▸ **Task objective**: Restate, word for word, each entry that follows, but skip its pictures.

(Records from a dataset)
# # # #
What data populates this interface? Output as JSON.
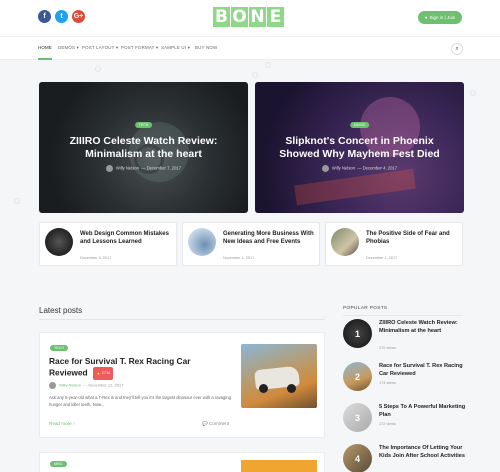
{
  "header": {
    "social": [
      {
        "name": "facebook",
        "glyph": "f",
        "color": "#3b5998"
      },
      {
        "name": "twitter",
        "glyph": "t",
        "color": "#1da1f2"
      },
      {
        "name": "google-plus",
        "glyph": "G+",
        "color": "#dd4b39"
      }
    ],
    "logo_letters": [
      "B",
      "O",
      "N",
      "E"
    ],
    "signin_label": "Sign in | Join"
  },
  "nav": {
    "items": [
      "HOME",
      "DEMOS ▾",
      "POST LAYOUT ▾",
      "POST FORMAT ▾",
      "SAMPLE UI ▾",
      "BUY NOW"
    ]
  },
  "hero": [
    {
      "tag": "TECH",
      "title": "ZIIIRO Celeste Watch Review: Minimalism at the heart",
      "author": "Willy Nelson",
      "date": "December 7, 2017"
    },
    {
      "tag": "MUSIC",
      "title": "Slipknot's Concert in Phoenix Showed Why Mayhem Fest Died",
      "author": "Willy Nelson",
      "date": "December 4, 2017"
    }
  ],
  "cards": [
    {
      "title": "Web Design Common Mistakes and Lessons Learned",
      "date": "December 3, 2017"
    },
    {
      "title": "Generating More Business With New Ideas and Free Events",
      "date": "November 1, 2017"
    },
    {
      "title": "The Positive Side of Fear and Phobias",
      "date": "December 1, 2017"
    }
  ],
  "latest": {
    "section_title": "Latest posts",
    "post": {
      "tag": "TECH",
      "title": "Race for Survival T. Rex Racing Car Reviewed",
      "hot_label": "🔥 2710",
      "author": "Willy Nelson",
      "date": "December 12, 2017",
      "excerpt": "Ask any 5-year-old what a T-Rex is and they'll tell you it's the largest dinosaur ever with a ravaging hunger and killer teeth. Now...",
      "read_more": "Read more ›",
      "comment": "💬 Comment"
    },
    "post2_tag": "MISC"
  },
  "popular": {
    "title": "POPULAR POSTS",
    "items": [
      {
        "num": "1",
        "title": "ZIIIRO Celeste Watch Review: Minimalism at the heart",
        "views": "270 views"
      },
      {
        "num": "2",
        "title": "Race for Survival T. Rex Racing Car Reviewed",
        "views": "174 views"
      },
      {
        "num": "3",
        "title": "5 Steps To A Powerful Marketing Plan",
        "views": "172 views"
      },
      {
        "num": "4",
        "title": "The Importance Of Letting Your Kids Join After School Activities",
        "views": ""
      }
    ]
  },
  "colors": {
    "accent": "#6cc070",
    "hot": "#f05a5a"
  }
}
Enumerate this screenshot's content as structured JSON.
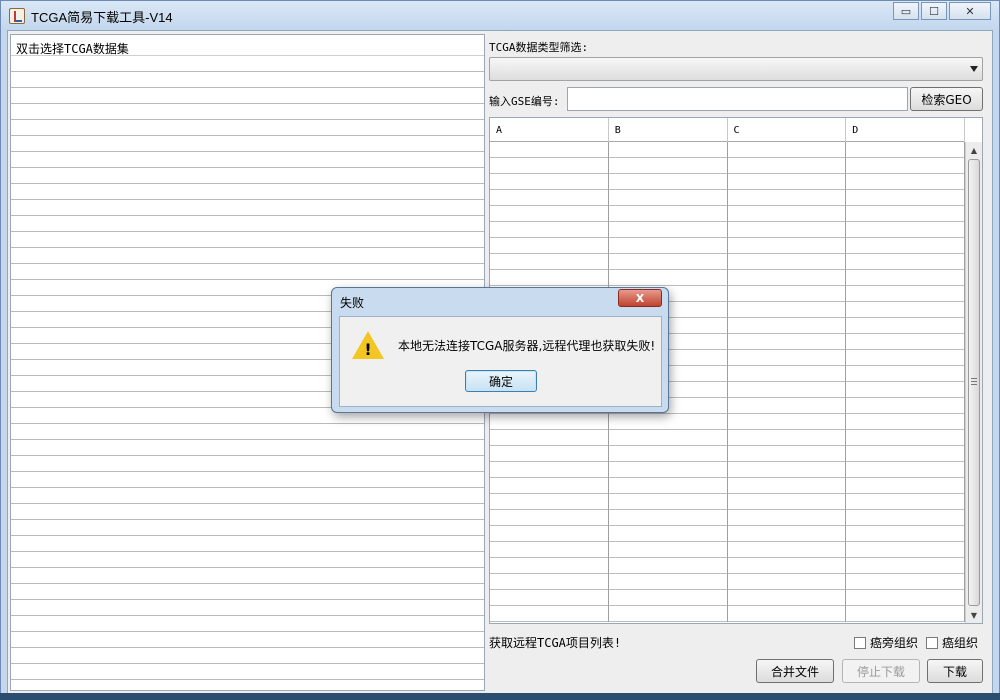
{
  "window": {
    "title": "TCGA简易下载工具-V14",
    "controls": {
      "minimize": "▭",
      "maximize": "☐",
      "close": "✕"
    }
  },
  "left_panel": {
    "header": "双击选择TCGA数据集",
    "row_count": 39
  },
  "filter": {
    "label": "TCGA数据类型筛选:",
    "selected": ""
  },
  "gse": {
    "label": "输入GSE编号:",
    "value": "",
    "search_button": "检索GEO"
  },
  "table": {
    "columns": [
      "A",
      "B",
      "C",
      "D"
    ],
    "row_count": 30
  },
  "status": {
    "text": "获取远程TCGA项目列表!"
  },
  "checkboxes": {
    "adjacent_tissue": {
      "label": "癌旁组织",
      "checked": false
    },
    "tumor_tissue": {
      "label": "癌组织",
      "checked": false
    }
  },
  "buttons": {
    "merge": "合并文件",
    "stop": "停止下载",
    "download": "下载"
  },
  "dialog": {
    "title": "失败",
    "close": "X",
    "message": "本地无法连接TCGA服务器,远程代理也获取失败!",
    "ok": "确定",
    "icon": "warning-icon"
  }
}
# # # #
▸ **Exercise result**:
What data populates this interface? Output as JSON.
{
  "header": {
    "social": [
      {
        "name": "facebook",
        "glyph": "f",
        "color": "#3b5998"
      },
      {
        "name": "twitter",
        "glyph": "t",
        "color": "#1da1f2"
      },
      {
        "name": "google-plus",
        "glyph": "G+",
        "color": "#dd4b39"
      }
    ],
    "logo_letters": [
      "B",
      "O",
      "N",
      "E"
    ],
    "signin_label": "Sign in | Join"
  },
  "nav": {
    "items": [
      "HOME",
      "DEMOS ▾",
      "POST LAYOUT ▾",
      "POST FORMAT ▾",
      "SAMPLE UI ▾",
      "BUY NOW"
    ]
  },
  "hero": [
    {
      "tag": "TECH",
      "title": "ZIIIRO Celeste Watch Review: Minimalism at the heart",
      "author": "Willy Nelson",
      "date": "December 7, 2017"
    },
    {
      "tag": "MUSIC",
      "title": "Slipknot's Concert in Phoenix Showed Why Mayhem Fest Died",
      "author": "Willy Nelson",
      "date": "December 4, 2017"
    }
  ],
  "cards": [
    {
      "title": "Web Design Common Mistakes and Lessons Learned",
      "date": "December 3, 2017"
    },
    {
      "title": "Generating More Business With New Ideas and Free Events",
      "date": "November 1, 2017"
    },
    {
      "title": "The Positive Side of Fear and Phobias",
      "date": "December 1, 2017"
    }
  ],
  "latest": {
    "section_title": "Latest posts",
    "post": {
      "tag": "TECH",
      "title": "Race for Survival T. Rex Racing Car Reviewed",
      "hot_label": "🔥 2710",
      "author": "Willy Nelson",
      "date": "December 12, 2017",
      "excerpt": "Ask any 5-year-old what a T-Rex is and they'll tell you it's the largest dinosaur ever with a ravaging hunger and killer teeth. Now...",
      "read_more": "Read more ›",
      "comment": "💬 Comment"
    },
    "post2_tag": "MISC"
  },
  "popular": {
    "title": "POPULAR POSTS",
    "items": [
      {
        "num": "1",
        "title": "ZIIIRO Celeste Watch Review: Minimalism at the heart",
        "views": "270 views"
      },
      {
        "num": "2",
        "title": "Race for Survival T. Rex Racing Car Reviewed",
        "views": "174 views"
      },
      {
        "num": "3",
        "title": "5 Steps To A Powerful Marketing Plan",
        "views": "172 views"
      },
      {
        "num": "4",
        "title": "The Importance Of Letting Your Kids Join After School Activities",
        "views": ""
      }
    ]
  },
  "colors": {
    "accent": "#6cc070",
    "hot": "#f05a5a"
  }
}
Enumerate this screenshot's content as structured JSON.
{
  "window": {
    "title": "TCGA简易下载工具-V14",
    "controls": {
      "minimize": "▭",
      "maximize": "☐",
      "close": "✕"
    }
  },
  "left_panel": {
    "header": "双击选择TCGA数据集",
    "row_count": 39
  },
  "filter": {
    "label": "TCGA数据类型筛选:",
    "selected": ""
  },
  "gse": {
    "label": "输入GSE编号:",
    "value": "",
    "search_button": "检索GEO"
  },
  "table": {
    "columns": [
      "A",
      "B",
      "C",
      "D"
    ],
    "row_count": 30
  },
  "status": {
    "text": "获取远程TCGA项目列表!"
  },
  "checkboxes": {
    "adjacent_tissue": {
      "label": "癌旁组织",
      "checked": false
    },
    "tumor_tissue": {
      "label": "癌组织",
      "checked": false
    }
  },
  "buttons": {
    "merge": "合并文件",
    "stop": "停止下载",
    "download": "下载"
  },
  "dialog": {
    "title": "失败",
    "close": "X",
    "message": "本地无法连接TCGA服务器,远程代理也获取失败!",
    "ok": "确定",
    "icon": "warning-icon"
  }
}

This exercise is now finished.